Users: The Licensee agrees that the users for this license shall be restricted to the Licensee’s accredited faculty, staff and students.
Expiration of Term: Upon expiration of the license term, the Licensee shall cease streaming of the Program and the Program must be deleted from the Licensee’s digital servers.
Acknowledgement of Limitations: The Licensee acknowledges the Program is copyrighted and the Licensor has a copyright interest in the Program which is legally protected against the Licensee’s use, copying or exhibition except as is set out above.
DVD w/PPR. PPR stands for Public Performance Rights. A DVD with PPR license permits the buyer to use the film in non-theatrical venues for educational purposes, community screenings and other non-commercial purposes. Standard educational DVD w/PPR purchases are in perpetuity for use by the institution, college, school, library, its staff and students.
All DVDs sales are final. We guarantee that all DVDs will be free from defects at the time of delivery. Defective DVDs will be replaced without charge within 30 days of date of shipment.
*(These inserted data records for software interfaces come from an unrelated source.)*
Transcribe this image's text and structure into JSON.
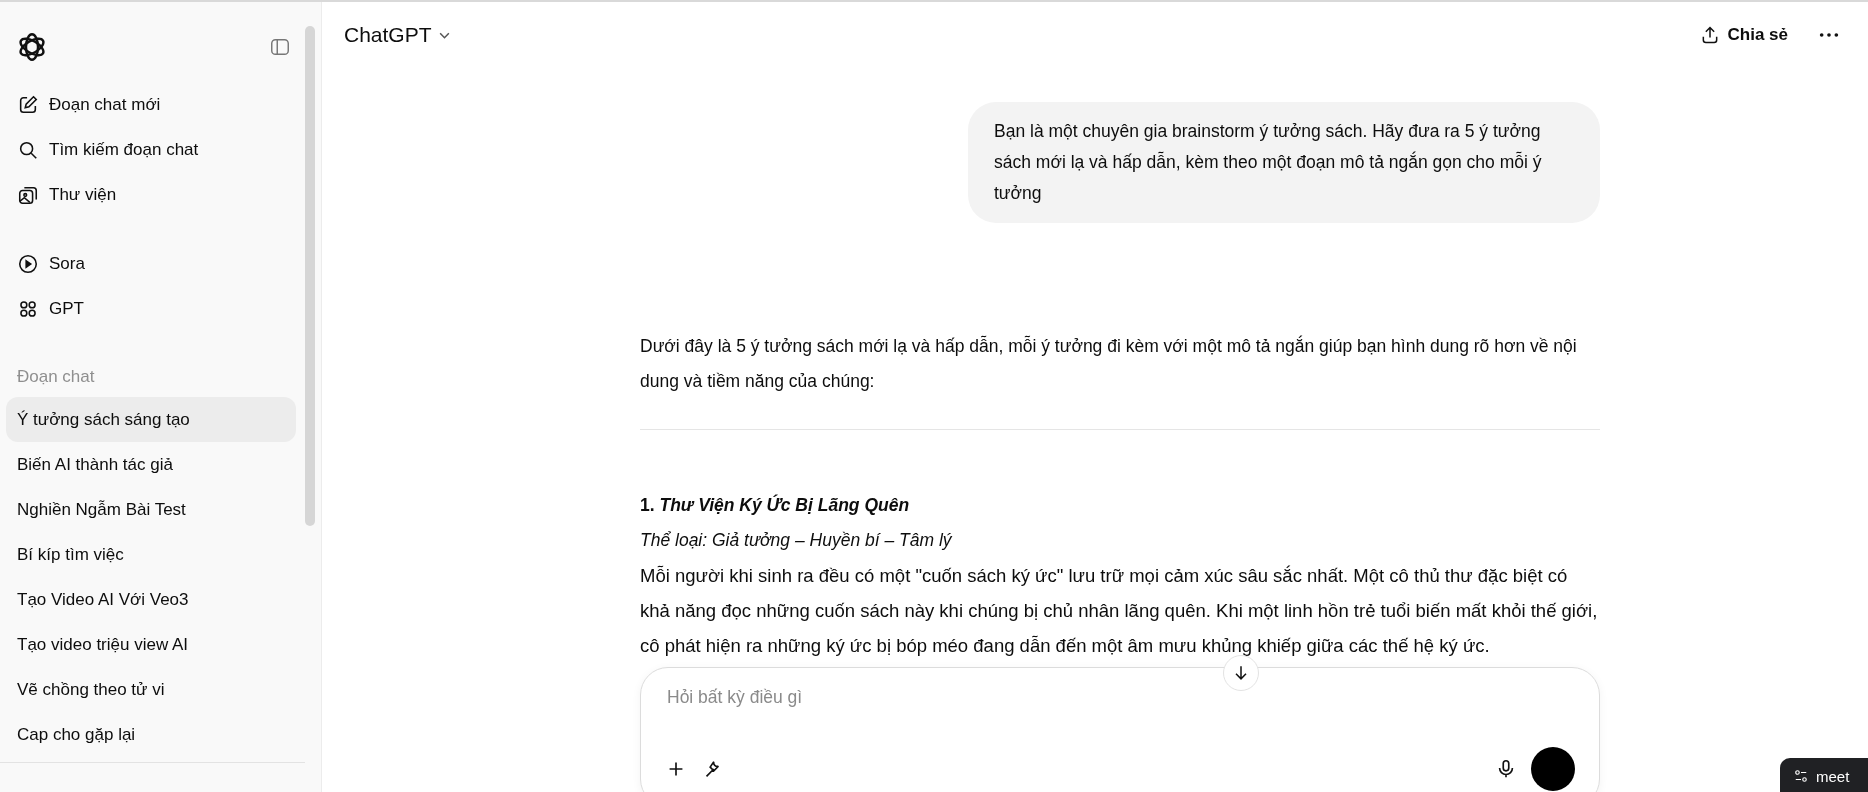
{
  "sidebar": {
    "nav": [
      {
        "label": "Đoạn chat mới",
        "kind": "edit"
      },
      {
        "label": "Tìm kiếm đoạn chat",
        "kind": "search"
      },
      {
        "label": "Thư viện",
        "kind": "library"
      }
    ],
    "explore": [
      {
        "label": "Sora",
        "kind": "play"
      },
      {
        "label": "GPT",
        "kind": "grid"
      }
    ],
    "section_label": "Đoạn chat",
    "chats": [
      {
        "title": "Ý tưởng sách sáng tạo",
        "selected": true
      },
      {
        "title": "Biến AI thành tác giả",
        "selected": false
      },
      {
        "title": "Nghiền Ngẫm Bài Test",
        "selected": false
      },
      {
        "title": "Bí kíp tìm việc",
        "selected": false
      },
      {
        "title": "Tạo Video AI Với Veo3",
        "selected": false
      },
      {
        "title": "Tạo video triệu view AI",
        "selected": false
      },
      {
        "title": "Vẽ chồng theo tử vi",
        "selected": false
      },
      {
        "title": "Cap cho gặp lại",
        "selected": false
      }
    ]
  },
  "header": {
    "title": "ChatGPT",
    "share": "Chia sẻ"
  },
  "conversation": {
    "user_message": "Bạn là một chuyên gia brainstorm ý tưởng sách. Hãy đưa ra 5 ý tưởng sách mới lạ và hấp dẫn, kèm theo một đoạn mô tả ngắn gọn cho mỗi ý tưởng",
    "intro": "Dưới đây là 5 ý tưởng sách mới lạ và hấp dẫn, mỗi ý tưởng đi kèm với một mô tả ngắn giúp bạn hình dung rõ hơn về nội dung và tiềm năng của chúng:",
    "ideas": [
      {
        "heading": "1. *Thư Viện Ký Ức Bị Lãng Quên*",
        "genre": "Thể loại: Giả tưởng – Huyền bí – Tâm lý",
        "description": "Mỗi người khi sinh ra đều có một \"cuốn sách ký ức\" lưu trữ mọi cảm xúc sâu sắc nhất. Một cô thủ thư đặc biệt có khả năng đọc những cuốn sách này khi chúng bị chủ nhân lãng quên. Khi một linh hồn trẻ tuổi biến mất khỏi thế giới, cô phát hiện ra những ký ức bị bóp méo đang dẫn đến một âm mưu khủng khiếp giữa các thế hệ ký ức."
      }
    ]
  },
  "composer": {
    "placeholder": "Hỏi bất kỳ điều gì"
  },
  "toast": {
    "text": "meet"
  }
}
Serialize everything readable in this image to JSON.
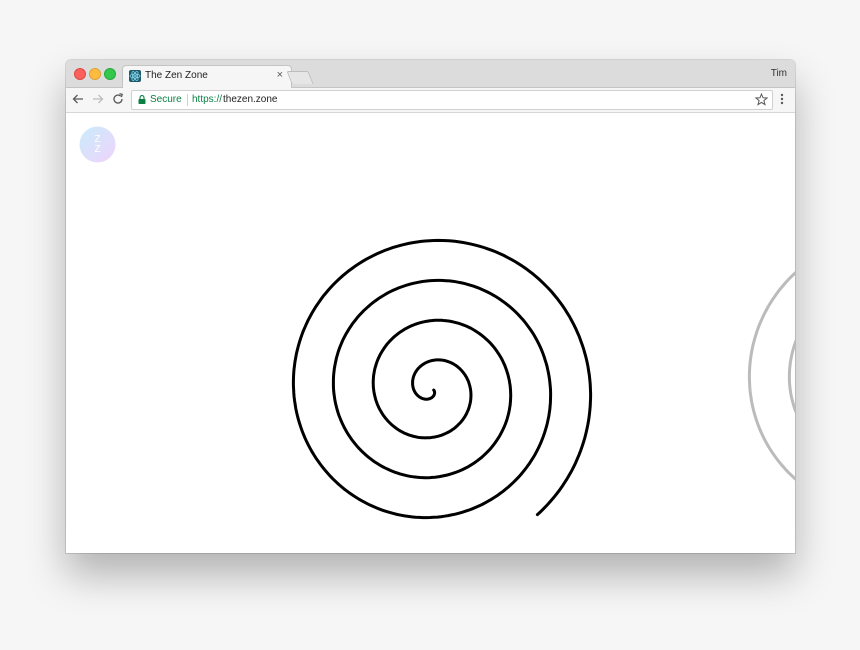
{
  "window": {
    "profile_name": "Tim"
  },
  "tab": {
    "title": "The Zen Zone",
    "close_glyph": "×",
    "favicon_icon": "atom-icon"
  },
  "toolbar": {
    "secure_label": "Secure",
    "url_scheme": "https://",
    "url_host": "thezen.zone"
  },
  "page": {
    "logo_glyph": "Z",
    "logo_icon": "zen-zone-logo-icon",
    "spiral_color": "#000000",
    "ghost_spiral_color": "#bbbbbb"
  },
  "colors": {
    "secure_green": "#0b8043",
    "close_red": "#fc605c",
    "minimize_yellow": "#fdbc40",
    "zoom_green": "#34c84a"
  }
}
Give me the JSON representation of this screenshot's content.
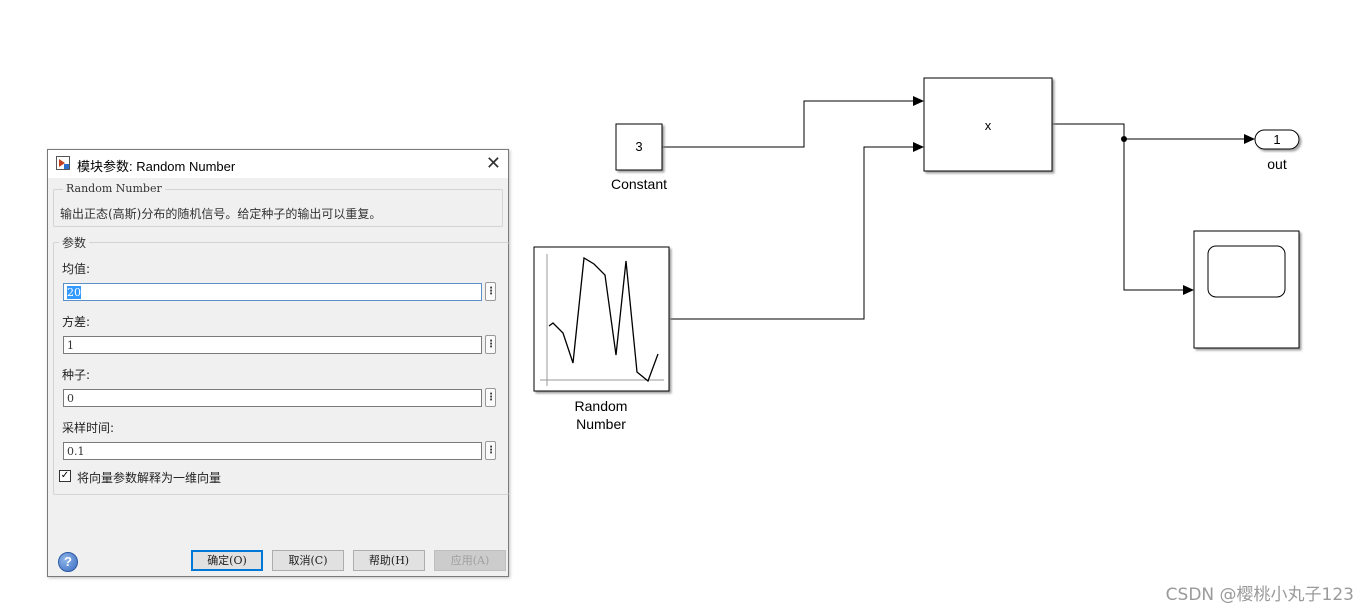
{
  "diagram": {
    "constant": {
      "value": "3",
      "label": "Constant"
    },
    "product": {
      "symbol": "x"
    },
    "random_number": {
      "label_line1": "Random",
      "label_line2": "Number"
    },
    "outport": {
      "number": "1",
      "label": "out"
    }
  },
  "dialog": {
    "title": "模块参数: Random Number",
    "block_group_title": "Random Number",
    "description": "输出正态(高斯)分布的随机信号。给定种子的输出可以重复。",
    "params_group_title": "参数",
    "params": [
      {
        "label": "均值:",
        "value": "20"
      },
      {
        "label": "方差:",
        "value": "1"
      },
      {
        "label": "种子:",
        "value": "0"
      },
      {
        "label": "采样时间:",
        "value": "0.1"
      }
    ],
    "checkbox": {
      "label": "将向量参数解释为一维向量",
      "checked": true
    },
    "buttons": {
      "ok": "确定(O)",
      "cancel": "取消(C)",
      "help": "帮助(H)",
      "apply": "应用(A)"
    },
    "help_icon_glyph": "?",
    "close_glyph": "✕",
    "more_glyph": "⋮"
  },
  "watermark": "CSDN @樱桃小丸子123"
}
The creators of all works distributed by Moving Images Distribution hold copyright for their work. All purchasers are to specify use required precisely at time of ordering and agree to comply with all copyright, trademark and intellectual property law. No materials purchased may be used outside the rights acquired at time of purchase or may be reproduced in whole or in part by any method now known or hereafter devised. No materials purchased without specific broadcast license and agreement may be broadcast, retransmitted or exhibited in whole or in part without a specific license agreement from Moving Images Distribution for such use.